She went on to say that while she came to the conference planning divorce, she left with a decision that her marriage was not negotiable, and recommitted to allowing God to work in her and to restore their relationship.
Some were surprised to learn the CPM Marriage Conference is not primarily about homosexuality, but about one's relationship with Christ and with their spouse. Couples who came feeling isolated and hopeless left feeling connected and hopeful.
One man said, "I came to the conference feeling like the fatherless, the shameful, and the unloved. I left knowing who my real father is. I know he has redeemed me and made me like pure water, and that he loves me without condition. My wife and I have decided to trust God like we never have before, and we each made a commitment to invite God into a deeper place in our marriage and our personal relationships with Him."
Stonegate has no great experience in ministering to people struggling with same-sex attraction. But Stonegate desires to see all lives changed by Jesus Christ and believes that no issue is too great for Him. While Stonegate certainly cares about protecting the "institution" of marriage, we care more about protecting actual marriages.
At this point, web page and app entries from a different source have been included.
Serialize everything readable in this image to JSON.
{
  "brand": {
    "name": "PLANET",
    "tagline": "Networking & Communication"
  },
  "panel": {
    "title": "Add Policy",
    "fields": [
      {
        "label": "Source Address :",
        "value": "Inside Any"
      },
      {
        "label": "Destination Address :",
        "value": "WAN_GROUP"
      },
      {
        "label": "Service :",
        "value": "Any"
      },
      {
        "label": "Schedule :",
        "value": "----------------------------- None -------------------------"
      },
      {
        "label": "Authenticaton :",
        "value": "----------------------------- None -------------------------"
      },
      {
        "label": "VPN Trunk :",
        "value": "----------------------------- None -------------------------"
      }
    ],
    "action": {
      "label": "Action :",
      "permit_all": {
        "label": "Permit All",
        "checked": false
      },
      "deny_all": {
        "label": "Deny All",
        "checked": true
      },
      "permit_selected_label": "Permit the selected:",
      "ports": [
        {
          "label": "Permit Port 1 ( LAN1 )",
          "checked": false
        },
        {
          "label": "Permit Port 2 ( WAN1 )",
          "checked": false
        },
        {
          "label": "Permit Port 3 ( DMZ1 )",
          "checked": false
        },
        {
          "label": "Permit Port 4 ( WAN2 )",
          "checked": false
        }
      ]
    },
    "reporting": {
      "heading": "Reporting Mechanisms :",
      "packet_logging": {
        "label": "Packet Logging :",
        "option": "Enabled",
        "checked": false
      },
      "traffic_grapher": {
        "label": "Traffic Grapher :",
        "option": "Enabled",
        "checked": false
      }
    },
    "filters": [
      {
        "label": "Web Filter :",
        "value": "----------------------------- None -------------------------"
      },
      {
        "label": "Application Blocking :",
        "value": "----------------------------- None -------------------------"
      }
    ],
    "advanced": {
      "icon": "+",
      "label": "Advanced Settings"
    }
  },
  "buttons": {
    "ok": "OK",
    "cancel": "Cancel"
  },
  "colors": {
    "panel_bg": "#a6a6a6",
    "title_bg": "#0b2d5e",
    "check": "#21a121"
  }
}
And even as Stonegate exerted great effort and expended many resources to help these struggling couples, Stonegate was the true benefactor. Being around honest, vulnerable people who understand their desperation for Jesus only served to remind everyone of their own desperation. Patrick Payton told the Stonegate congregation, as the conference participants joined them for worship, that he wondered if the rest of those present would go to such lengths to attend a conference addressing their issue. He challenged the body to get in touch with their own deep need for transformation, and to open their hearts to all God had for them.
One volunteer expressed the sentiments of the others when he said, "My heart grows more tender every time I am around these wonderful, loving people. I long for the day when we can have this same feeling within the entire church body, where people share their hurts and struggles and we can love on each other without any judgment of any kind."
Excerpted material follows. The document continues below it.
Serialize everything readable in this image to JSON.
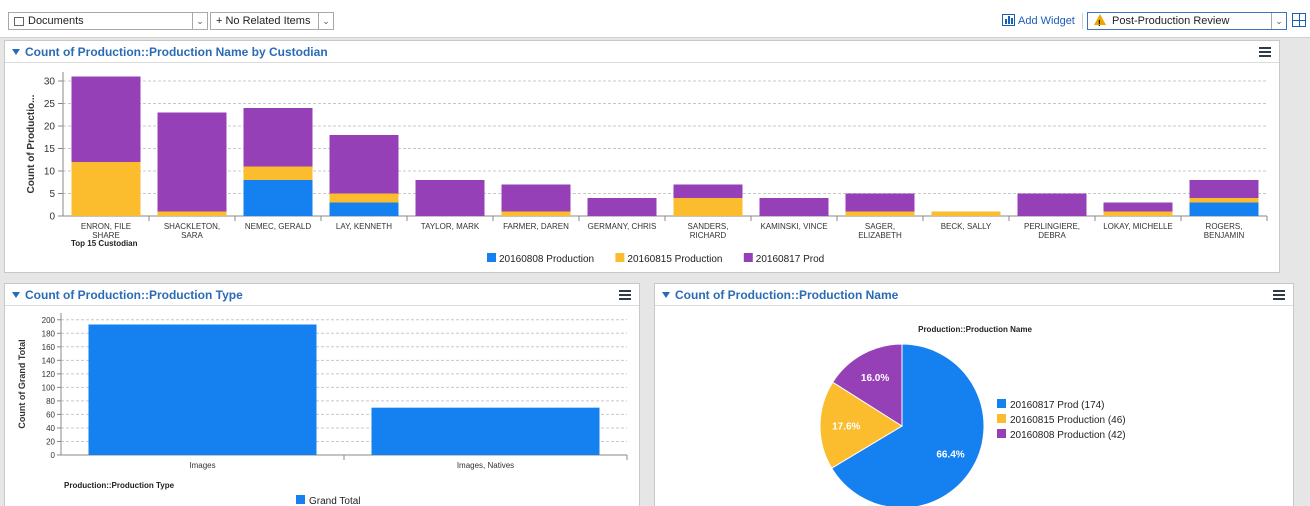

Love does indeed open and soften hearts for the message of the Gospel that can change any life. No matter the issue and no matter the circumstance, Stonegate is committed to being a place where all persons are free to come honestly and experience the life-changing message of the Gospel of Jesus Christ.
Mike Goeke is the associate pastor of counseling at Stonegate Fellowship Church in Midland, Texas. He can be reached at firstname.lastname@example.org. Information on the SBC Task Force on Ministry to Homosexuals can be found at www.sbcthewayout.com.